My resting life is that period in time when I am fully aware of Him...His being God! Some take that time during one day only per week... Sundays perhaps. Others choose a life that includes God daily, keeping in touch with Him through the daily journey and with a constant mind for Christ, so that as events and circumstances arise we feel His presence and relate our needs to Him. For me it is the latter. Yes, I do practice the Sabbath Day to keep it holy, but every day is God's day for me. I want to feel Him with me, near me, beside me and around me, and when I feel like collapsing in exhaustion, I know that He has me in His care. When I am weak He is strong. So does that make me vulnerable or over needy? No, it makes me reliant on God for my daily walk, my work, my up-time and my down-time and I am not ashamed. I have heard people state that we should not bother God with the small stuff. I can tell you from experience that if you try to handle the small stuff single-handedly, you soon lose control of even the big stuff along with the small... we are just not strong enough to take it all alone. Even Christ knew the hazard of reliance upon self and its pitfalls, as He petitioned The Father for courage and strength, if not the removal of his tribulation to come.

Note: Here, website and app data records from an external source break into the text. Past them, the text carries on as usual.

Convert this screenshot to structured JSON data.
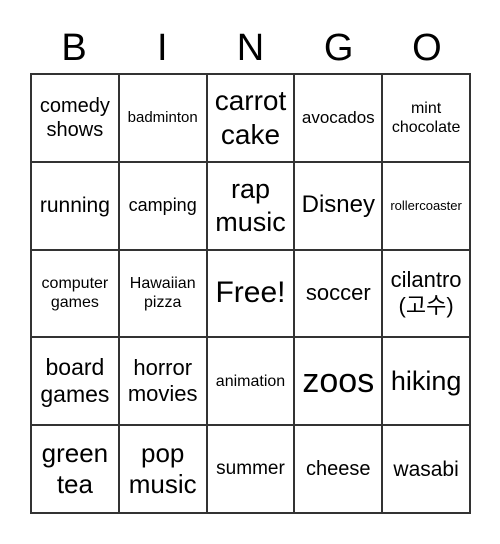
{
  "header": [
    "B",
    "I",
    "N",
    "G",
    "O"
  ],
  "cells": [
    "comedy shows",
    "badminton",
    "carrot cake",
    "avocados",
    "mint chocolate",
    "running",
    "camping",
    "rap music",
    "Disney",
    "rollercoaster",
    "computer games",
    "Hawaiian pizza",
    "Free!",
    "soccer",
    "cilantro (고수)",
    "board games",
    "horror movies",
    "animation",
    "zoos",
    "hiking",
    "green tea",
    "pop music",
    "summer",
    "cheese",
    "wasabi"
  ]
}
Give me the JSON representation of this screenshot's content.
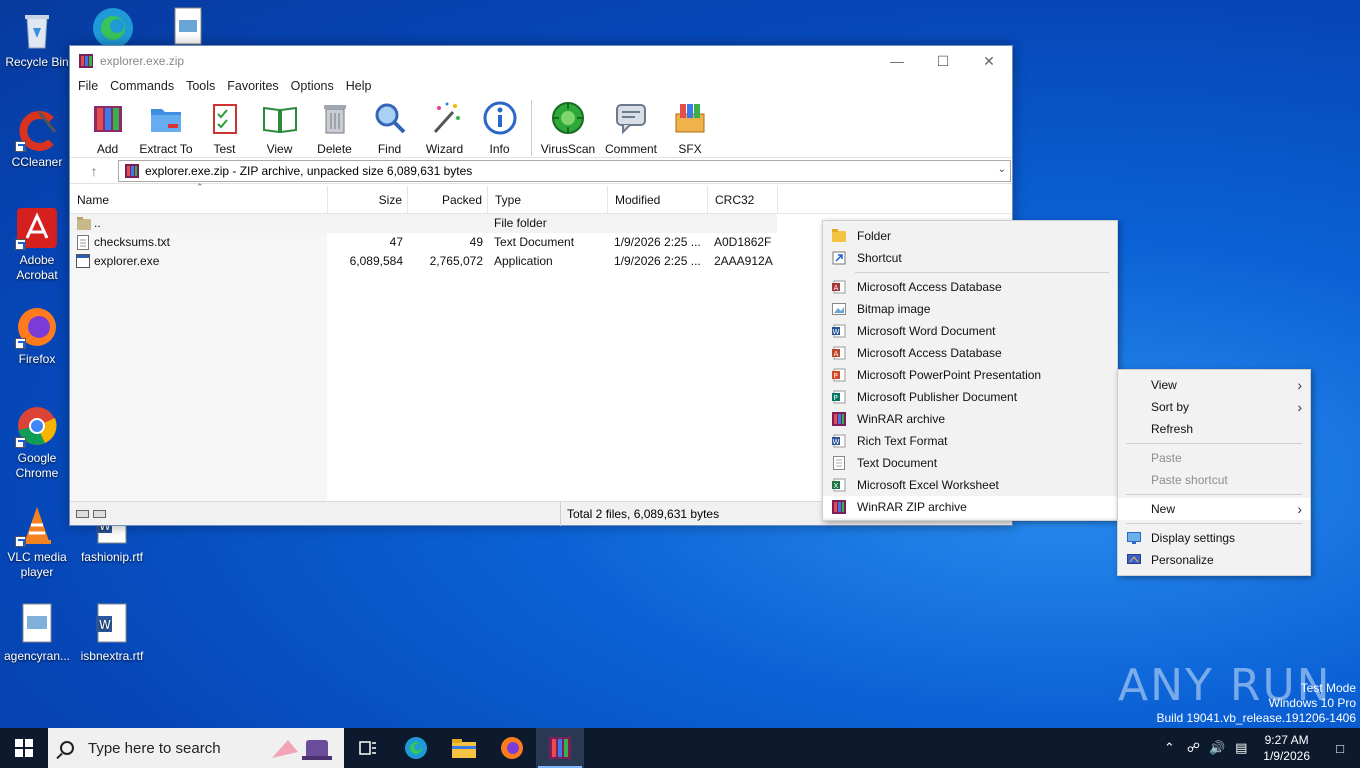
{
  "desktop": {
    "icons": [
      {
        "label": "Recycle Bin"
      },
      {
        "label": "CCleaner"
      },
      {
        "label": "Adobe Acrobat"
      },
      {
        "label": "Firefox"
      },
      {
        "label": "Google Chrome"
      },
      {
        "label": "VLC media player"
      },
      {
        "label": "agencyran..."
      },
      {
        "label": "fashionip.rtf"
      },
      {
        "label": "isbnextra.rtf"
      }
    ]
  },
  "window": {
    "title": "explorer.exe.zip",
    "menu": [
      "File",
      "Commands",
      "Tools",
      "Favorites",
      "Options",
      "Help"
    ],
    "toolbar": [
      "Add",
      "Extract To",
      "Test",
      "View",
      "Delete",
      "Find",
      "Wizard",
      "Info",
      "VirusScan",
      "Comment",
      "SFX"
    ],
    "address": "explorer.exe.zip - ZIP archive, unpacked size 6,089,631 bytes",
    "columns": [
      "Name",
      "Size",
      "Packed",
      "Type",
      "Modified",
      "CRC32"
    ],
    "rows": [
      {
        "name": "..",
        "size": "",
        "packed": "",
        "type": "File folder",
        "modified": "",
        "crc": ""
      },
      {
        "name": "checksums.txt",
        "size": "47",
        "packed": "49",
        "type": "Text Document",
        "modified": "1/9/2026 2:25 ...",
        "crc": "A0D1862F"
      },
      {
        "name": "explorer.exe",
        "size": "6,089,584",
        "packed": "2,765,072",
        "type": "Application",
        "modified": "1/9/2026 2:25 ...",
        "crc": "2AAA912A"
      }
    ],
    "status": "Total 2 files, 6,089,631 bytes"
  },
  "context_menu": {
    "items": [
      "View",
      "Sort by",
      "Refresh",
      "Paste",
      "Paste shortcut",
      "New",
      "Display settings",
      "Personalize"
    ]
  },
  "new_submenu": {
    "items": [
      "Folder",
      "Shortcut",
      "Microsoft Access Database",
      "Bitmap image",
      "Microsoft Word Document",
      "Microsoft Access Database",
      "Microsoft PowerPoint Presentation",
      "Microsoft Publisher Document",
      "WinRAR archive",
      "Rich Text Format",
      "Text Document",
      "Microsoft Excel Worksheet",
      "WinRAR ZIP archive"
    ]
  },
  "taskbar": {
    "search_placeholder": "Type here to search",
    "time": "9:27 AM",
    "date": "1/9/2026"
  },
  "watermark": {
    "line1": "Test Mode",
    "line2": "Windows 10 Pro",
    "line3": "Build 19041.vb_release.191206-1406",
    "brand": "ANY RUN"
  }
}
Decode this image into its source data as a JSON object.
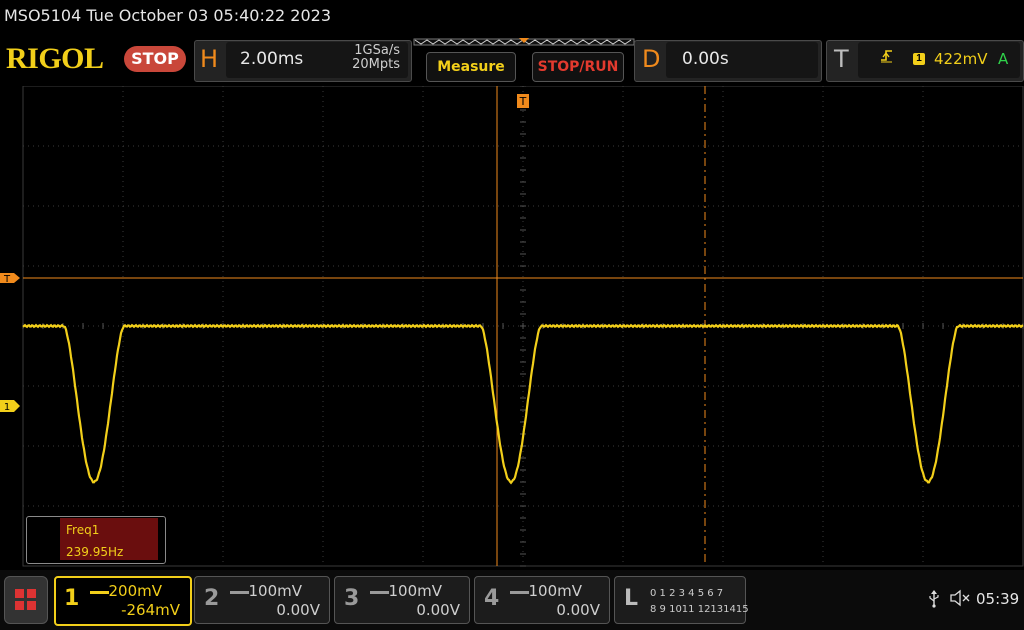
{
  "title_bar": {
    "text": "MSO5104  Tue October 03 05:40:22 2023"
  },
  "brand": {
    "logo": "RIGOL",
    "run_state": "STOP"
  },
  "horizontal": {
    "letter": "H",
    "timebase": "2.00ms",
    "sample_rate": "1GSa/s",
    "memory_depth": "20Mpts"
  },
  "buttons": {
    "measure": "Measure",
    "stop_run": "STOP/RUN"
  },
  "delay": {
    "letter": "D",
    "value": "0.00s"
  },
  "trigger": {
    "letter": "T",
    "edge_icon": "rising-edge-icon",
    "source": "1",
    "level": "422mV",
    "mode": "A"
  },
  "markers": {
    "trigger_level": "T",
    "channel1": "1",
    "trigger_position": "T"
  },
  "measurement": {
    "name": "Freq1",
    "value": "239.95Hz"
  },
  "channels": [
    {
      "number": "1",
      "scale": "200mV",
      "offset": "-264mV",
      "color": "#f2cf1a",
      "active": true
    },
    {
      "number": "2",
      "scale": "100mV",
      "offset": "0.00V",
      "color": "#9a9a9a",
      "active": false
    },
    {
      "number": "3",
      "scale": "100mV",
      "offset": "0.00V",
      "color": "#9a9a9a",
      "active": false
    },
    {
      "number": "4",
      "scale": "100mV",
      "offset": "0.00V",
      "color": "#9a9a9a",
      "active": false
    }
  ],
  "logic": {
    "letter": "L",
    "row1": "0 1 2 3   4 5 6 7",
    "row2": "8 9 1011 12131415"
  },
  "status": {
    "usb_icon": "usb-icon",
    "speaker_icon": "speaker-muted-icon",
    "time": "05:39"
  },
  "colors": {
    "channel1": "#f2cf1a",
    "trigger": "#f08a1c",
    "stop": "#c9473a"
  },
  "waveform": {
    "period_divisions": 4.17,
    "high_div": 4.0,
    "low_div": 1.4
  }
}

Each day becomes a journey of trial for us all. It is folly to try and gloss it over with an assumption that the pathway is paved with joy and blessing each moment. Life does not happen that way. We may have moments of peace, but we also endure hours of pain through exhaustion and failure. Like my arthritic condition we may seek chemical answers as some relief, but there also has to be a rethinking of life, its values and our personal actions. I know that if I abuse my body, without considering the consequences, I feel horrible. So I have to limit myself, keep my life in check so to speak, and be cautious of those moments when desire to accomplish something takes over and leads me into over-extending myself. It is living near the edge on a different level daily. It is as dangerous being an over-achiever as it is as being an under-achiever. To rust out as an individual means a waste of good potential, and to wear out, without regard for sustained potential being met, is folly as well. So I strive to walk the fine line. I walk to the edge each day and consider the options, the possible positive outcomes of whatever seems to be on the plate before me. How I reach the right outcome depends on my dependency upon God and my reliance on what He enables me to do, without taking steps independent of His will.